Task Force introduces options for PLTC and articling reform

The Admission Program Task Force is exploring options for reform and enhancement of the Law Society Admission Program, including some integration or harmonization of PLTC and articling. The Task Force is committed to consulting with the law schools, law students, principals and other interested lawyers and invites comment on the reform options outlined in its interim report, which was presented to the Benchers in December. The report is available in the Resource Library/Reports section of the Law Society website at www.lawsociety.bc.ca.

In 1999, Christopher Roper, Director of the Centre for Legal Education (Sydney, Australia), conducted an independent, comprehensive review of the Professional Legal Training Course. In his report, New Directions for Practical Legal Training in British Columbia (the "Roper Report"), he concluded: "The course is very successful in achieving what it sets out to do. But now it is time to review it. Quality control begins at the entry gate and so, naturally, the training for those about to enter the profession must be put under scrutiny, regularly and critically."

The Benchers dedicated their 2001 retreat to considering PLTC and articling program reform and enhancement and set up an Admission Program Task Force, chaired by First Vice-President Richard Gibbs, Q.C. The Task Force is mandated to review the Admission Program, including PLTC and articling, and to recommend reforms to ensure the program meets the needs of the profession and students, and fulfils the Law Society's statutory mandate to serve the public interest.

In December the Task Force presented to the Benchers an Interim Report, setting out a series of options for reform for further exploration. The options are put forward, not as recommendations, but as options that merit further analysis and require consultation by the Task Force with the profession, law schools and students. The Task Force expects to prepare a final report and recommendations for the Benchers next May.

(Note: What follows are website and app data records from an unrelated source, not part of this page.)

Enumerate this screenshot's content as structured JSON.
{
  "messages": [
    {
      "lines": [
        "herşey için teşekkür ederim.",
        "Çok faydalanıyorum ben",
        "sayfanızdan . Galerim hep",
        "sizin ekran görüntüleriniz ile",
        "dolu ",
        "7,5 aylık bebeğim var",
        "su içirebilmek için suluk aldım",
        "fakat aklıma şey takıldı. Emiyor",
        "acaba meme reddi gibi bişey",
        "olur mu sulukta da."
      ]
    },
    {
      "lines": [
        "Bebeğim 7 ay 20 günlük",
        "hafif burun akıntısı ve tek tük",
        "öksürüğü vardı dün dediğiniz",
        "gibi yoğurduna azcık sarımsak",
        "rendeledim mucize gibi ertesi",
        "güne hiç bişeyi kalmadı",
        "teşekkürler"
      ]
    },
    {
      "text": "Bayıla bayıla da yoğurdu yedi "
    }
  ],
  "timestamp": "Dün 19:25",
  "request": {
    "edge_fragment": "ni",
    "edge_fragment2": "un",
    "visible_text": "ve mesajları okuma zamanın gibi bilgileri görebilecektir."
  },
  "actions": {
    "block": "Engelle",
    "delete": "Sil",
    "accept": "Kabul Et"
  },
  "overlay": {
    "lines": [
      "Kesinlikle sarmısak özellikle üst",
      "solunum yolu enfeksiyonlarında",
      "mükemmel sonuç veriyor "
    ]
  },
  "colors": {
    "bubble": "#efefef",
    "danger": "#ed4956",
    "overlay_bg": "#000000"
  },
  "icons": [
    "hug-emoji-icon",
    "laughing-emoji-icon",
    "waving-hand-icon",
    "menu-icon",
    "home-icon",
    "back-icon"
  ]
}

The Interim Report recognizes that the mandate of the Law Society Admission Program is to ensure that students admitted to the B.C. bar are competent and fit to begin the practice of law. The Task Force endorses the conclusion in the Roper Report that the profession needs to be satisfied that newly called lawyers possess: 1) sufficient legal knowledge; 2) sufficient lawyering and law practice skills and professional attitude; 3) sufficient practical experience, and 4) good character.

The Interim Report considers the potential for enrichment of the Admission Program by linking and harmonizing the content of PLTC and articling. As noted in the Roper Report: ".the one year period from graduation to Call must be seen as a whole; as an integrated time of professional preparation, with its own objectives and components. I also suggest that the proposed content of PLTC . be, in fact and with some slight adaptation, the prescribed content of the articling year itself."

Both the Admission Program Task Force and many of the Benchers at the 2001 retreat have identified articling as a weak link in the professional legal education process. Because articling functions in isolation, and the quality of experience varies greatly, for some students it is now less significant than PLTC as preparation for the competent practice of law.

Yet, from the first day of law school to call to the bar, articling is the one part of the pre-call education and qualification process that is dedicated to helping students acquire, in a real-life context, the competence to practise law. As such, it is analogous to the teaching hospital experience for medical students. As important as the articling experience is, it can unfortunately fall short. The Law Society's approach to articling has been largely hands-off. While providing modest guidelines to principals and students on what should happen in articling, the Society largely ignores whether these guidelines are met.

In its review, the Task Force is assessing a number of articling options, including a system in which principals and students would agree to a comprehensive, detailed educational contract, including an educational plan, followed up by mid-term and final progress reports.

Options for PLTC reform include revising the curriculum to correspond to a new Competency Profile, which has been developed in cooperation with the other western provinces and recently approved by the Benchers. [This competency profile can be found as an appendix to the Interim Report.] Also under consideration is using on-line technology (as the Roper Report recommends) to integrate articling and PLTC and to improve access to materials, registration and information services.

The Interim Report lists additional options that the Task Force has considered but, along with the Benchers, has decided against pursuing, such as eliminating the articling term, eliminating PLTC and replacing it with examinations and skills assessments, or substantially lengthening the PLTC term.

The Task Force invites lawyers and students to read the Interim Report and welcomes comments and suggestions on the report by February 28, 2002. Please contact:

Alan Treleaven
Director of Professional Legal Training
Law Society of B.C.
845 Cambie Street
Vancouver, B.C. V6B 4Z9
Fax: (604) 669-5232
Email: atreleaven@lsbc.org

Lawyers without internet access are welcome to request a hard copy of the report from the Law Society office.